Start of Block

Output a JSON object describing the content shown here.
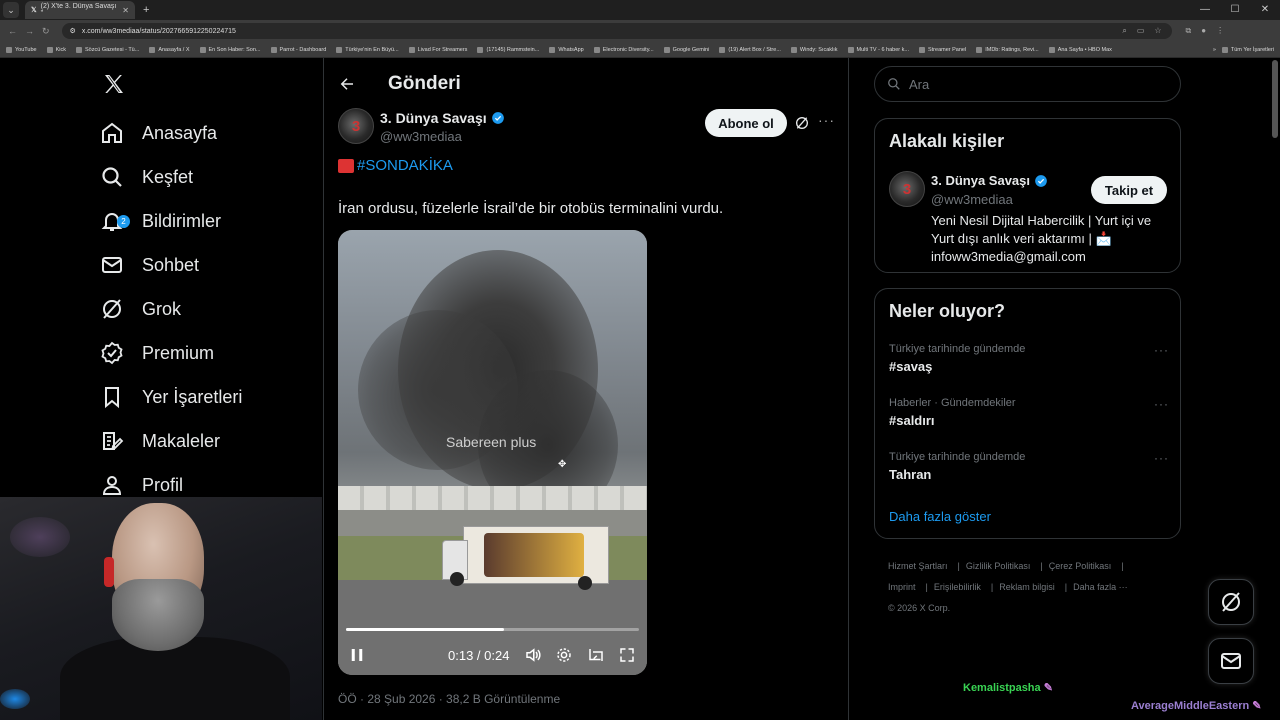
{
  "browser": {
    "tab_title": "(2) X'te 3. Dünya Savaşı \"",
    "url": "x.com/ww3mediaa/status/2027665912250224715",
    "bookmarks": [
      "YouTube",
      "Kick",
      "Sözcü Gazetesi - Tü...",
      "Anasayfa / X",
      "En Son Haber: Son...",
      "Parrot - Dashboard",
      "Türkiye'nin En Büyü...",
      "Livad For Streamers",
      "(17145) Rammstein...",
      "WhatsApp",
      "Electronic Diversity...",
      "Google Gemini",
      "(19) Alert Box / Stre...",
      "Windy: Sıcaklık",
      "Multi TV - 6 haber k...",
      "Streamer Panel",
      "IMDb: Ratings, Revi...",
      "Ana Sayfa • HBO Max"
    ],
    "bookmarks_more": "»",
    "all_bookmarks": "Tüm Yer İşaretleri"
  },
  "nav": {
    "items": [
      {
        "label": "Anasayfa",
        "icon": "home-icon"
      },
      {
        "label": "Keşfet",
        "icon": "search-icon"
      },
      {
        "label": "Bildirimler",
        "icon": "bell-icon",
        "badge": "2"
      },
      {
        "label": "Sohbet",
        "icon": "mail-icon"
      },
      {
        "label": "Grok",
        "icon": "grok-icon"
      },
      {
        "label": "Premium",
        "icon": "premium-icon"
      },
      {
        "label": "Yer İşaretleri",
        "icon": "bookmark-icon"
      },
      {
        "label": "Makaleler",
        "icon": "article-icon"
      },
      {
        "label": "Profil",
        "icon": "profile-icon"
      }
    ]
  },
  "post": {
    "header_title": "Gönderi",
    "author_name": "3. Dünya Savaşı",
    "author_handle": "@ww3mediaa",
    "subscribe_label": "Abone ol",
    "hashtag": "#SONDAKİKA",
    "text": "İran ordusu, füzelerle İsrail’de bir otobüs terminalini vurdu.",
    "video": {
      "watermark": "Sabereen plus",
      "time": "0:13 / 0:24",
      "progress": 0.54
    },
    "meta_partial": "ÖÖ · 28 Şub 2026 · 38,2 B Görüntülenme"
  },
  "search": {
    "placeholder": "Ara"
  },
  "related": {
    "title": "Alakalı kişiler",
    "name": "3. Dünya Savaşı",
    "handle": "@ww3mediaa",
    "follow_label": "Takip et",
    "bio": "Yeni Nesil Dijital Habercilik | Yurt içi ve Yurt dışı anlık veri aktarımı | 📩 infoww3media@gmail.com"
  },
  "trends": {
    "title": "Neler oluyor?",
    "items": [
      {
        "context": "Türkiye tarihinde gündemde",
        "name": "#savaş"
      },
      {
        "context": "Haberler · Gündemdekiler",
        "name": "#saldırı"
      },
      {
        "context": "Türkiye tarihinde gündemde",
        "name": "Tahran"
      }
    ],
    "show_more": "Daha fazla göster"
  },
  "footer": {
    "links": [
      "Hizmet Şartları",
      "Gizlilik Politikası",
      "Çerez Politikası",
      "Imprint",
      "Erişilebilirlik",
      "Reklam bilgisi",
      "Daha fazla ···"
    ],
    "copyright": "© 2026 X Corp."
  },
  "overlay": {
    "name1": "Kemalistpasha",
    "name2": "AverageMiddleEastern"
  },
  "colors": {
    "accent": "#1d9bf0",
    "background": "#000000",
    "overlay_name1": "#39d353",
    "overlay_name2": "#9b7fd1"
  }
}
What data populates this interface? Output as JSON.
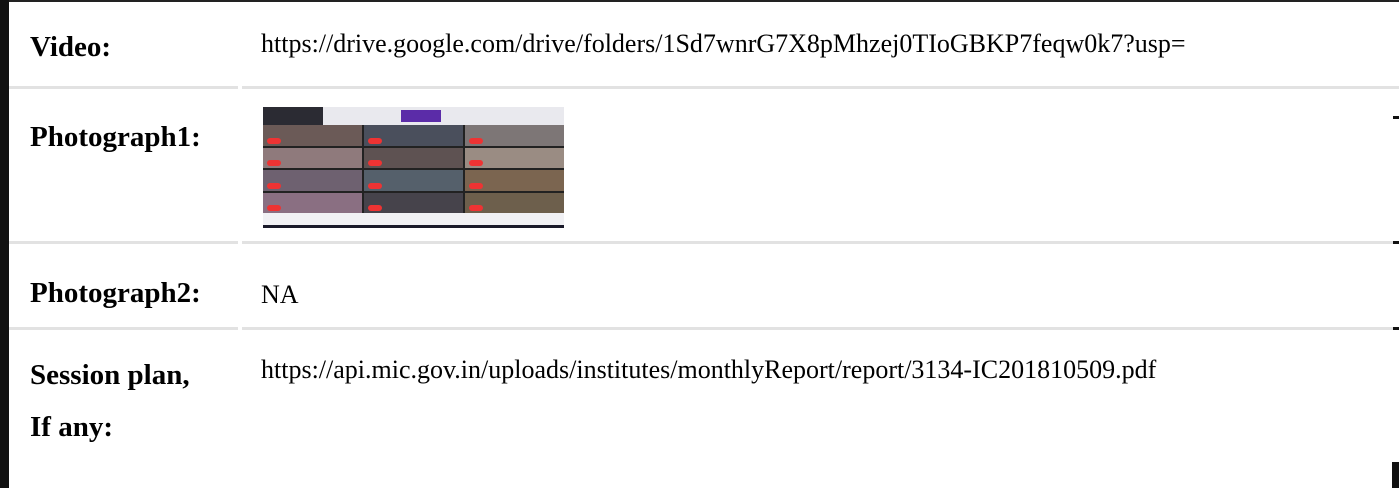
{
  "rows": {
    "video": {
      "label": "Video:",
      "value": "https://drive.google.com/drive/folders/1Sd7wnrG7X8pMhzej0TIoGBKP7feqw0k7?usp="
    },
    "photograph1": {
      "label": "Photograph1:",
      "image_alt": "photograph-thumbnail"
    },
    "photograph2": {
      "label": "Photograph2:",
      "value": "NA"
    },
    "session_plan": {
      "label_line1": "Session plan,",
      "label_line2": "If any:",
      "value": "https://api.mic.gov.in/uploads/institutes/monthlyReport/report/3134-IC201810509.pdf"
    }
  },
  "colors": {
    "frame": "#111111",
    "separator": "#e2e2e2",
    "thumbnail_accent": "#5b2ca8"
  }
}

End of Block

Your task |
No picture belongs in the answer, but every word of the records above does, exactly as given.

Your solution |
Output a JSON object describing the content shown here.
{
  "browser": {
    "tab_title": "(2) X'te 3. Dünya Savaşı \"",
    "url": "x.com/ww3mediaa/status/2027665912250224715",
    "bookmarks": [
      "YouTube",
      "Kick",
      "Sözcü Gazetesi - Tü...",
      "Anasayfa / X",
      "En Son Haber: Son...",
      "Parrot - Dashboard",
      "Türkiye'nin En Büyü...",
      "Livad For Streamers",
      "(17145) Rammstein...",
      "WhatsApp",
      "Electronic Diversity...",
      "Google Gemini",
      "(19) Alert Box / Stre...",
      "Windy: Sıcaklık",
      "Multi TV - 6 haber k...",
      "Streamer Panel",
      "IMDb: Ratings, Revi...",
      "Ana Sayfa • HBO Max"
    ],
    "bookmarks_more": "»",
    "all_bookmarks": "Tüm Yer İşaretleri"
  },
  "nav": {
    "items": [
      {
        "label": "Anasayfa",
        "icon": "home-icon"
      },
      {
        "label": "Keşfet",
        "icon": "search-icon"
      },
      {
        "label": "Bildirimler",
        "icon": "bell-icon",
        "badge": "2"
      },
      {
        "label": "Sohbet",
        "icon": "mail-icon"
      },
      {
        "label": "Grok",
        "icon": "grok-icon"
      },
      {
        "label": "Premium",
        "icon": "premium-icon"
      },
      {
        "label": "Yer İşaretleri",
        "icon": "bookmark-icon"
      },
      {
        "label": "Makaleler",
        "icon": "article-icon"
      },
      {
        "label": "Profil",
        "icon": "profile-icon"
      }
    ]
  },
  "post": {
    "header_title": "Gönderi",
    "author_name": "3. Dünya Savaşı",
    "author_handle": "@ww3mediaa",
    "subscribe_label": "Abone ol",
    "hashtag": "#SONDAKİKA",
    "text": "İran ordusu, füzelerle İsrail’de bir otobüs terminalini vurdu.",
    "video": {
      "watermark": "Sabereen plus",
      "time": "0:13 / 0:24",
      "progress": 0.54
    },
    "meta_partial": "ÖÖ · 28 Şub 2026 · 38,2 B Görüntülenme"
  },
  "search": {
    "placeholder": "Ara"
  },
  "related": {
    "title": "Alakalı kişiler",
    "name": "3. Dünya Savaşı",
    "handle": "@ww3mediaa",
    "follow_label": "Takip et",
    "bio": "Yeni Nesil Dijital Habercilik | Yurt içi ve Yurt dışı anlık veri aktarımı | 📩 infoww3media@gmail.com"
  },
  "trends": {
    "title": "Neler oluyor?",
    "items": [
      {
        "context": "Türkiye tarihinde gündemde",
        "name": "#savaş"
      },
      {
        "context": "Haberler · Gündemdekiler",
        "name": "#saldırı"
      },
      {
        "context": "Türkiye tarihinde gündemde",
        "name": "Tahran"
      }
    ],
    "show_more": "Daha fazla göster"
  },
  "footer": {
    "links": [
      "Hizmet Şartları",
      "Gizlilik Politikası",
      "Çerez Politikası",
      "Imprint",
      "Erişilebilirlik",
      "Reklam bilgisi",
      "Daha fazla ···"
    ],
    "copyright": "© 2026 X Corp."
  },
  "overlay": {
    "name1": "Kemalistpasha",
    "name2": "AverageMiddleEastern"
  },
  "colors": {
    "accent": "#1d9bf0",
    "background": "#000000",
    "overlay_name1": "#39d353",
    "overlay_name2": "#9b7fd1"
  }
}
What data populates this interface? Output as JSON.
{
  "rows": {
    "video": {
      "label": "Video:",
      "value": "https://drive.google.com/drive/folders/1Sd7wnrG7X8pMhzej0TIoGBKP7feqw0k7?usp="
    },
    "photograph1": {
      "label": "Photograph1:",
      "image_alt": "photograph-thumbnail"
    },
    "photograph2": {
      "label": "Photograph2:",
      "value": "NA"
    },
    "session_plan": {
      "label_line1": "Session plan,",
      "label_line2": "If any:",
      "value": "https://api.mic.gov.in/uploads/institutes/monthlyReport/report/3134-IC201810509.pdf"
    }
  },
  "colors": {
    "frame": "#111111",
    "separator": "#e2e2e2",
    "thumbnail_accent": "#5b2ca8"
  }
}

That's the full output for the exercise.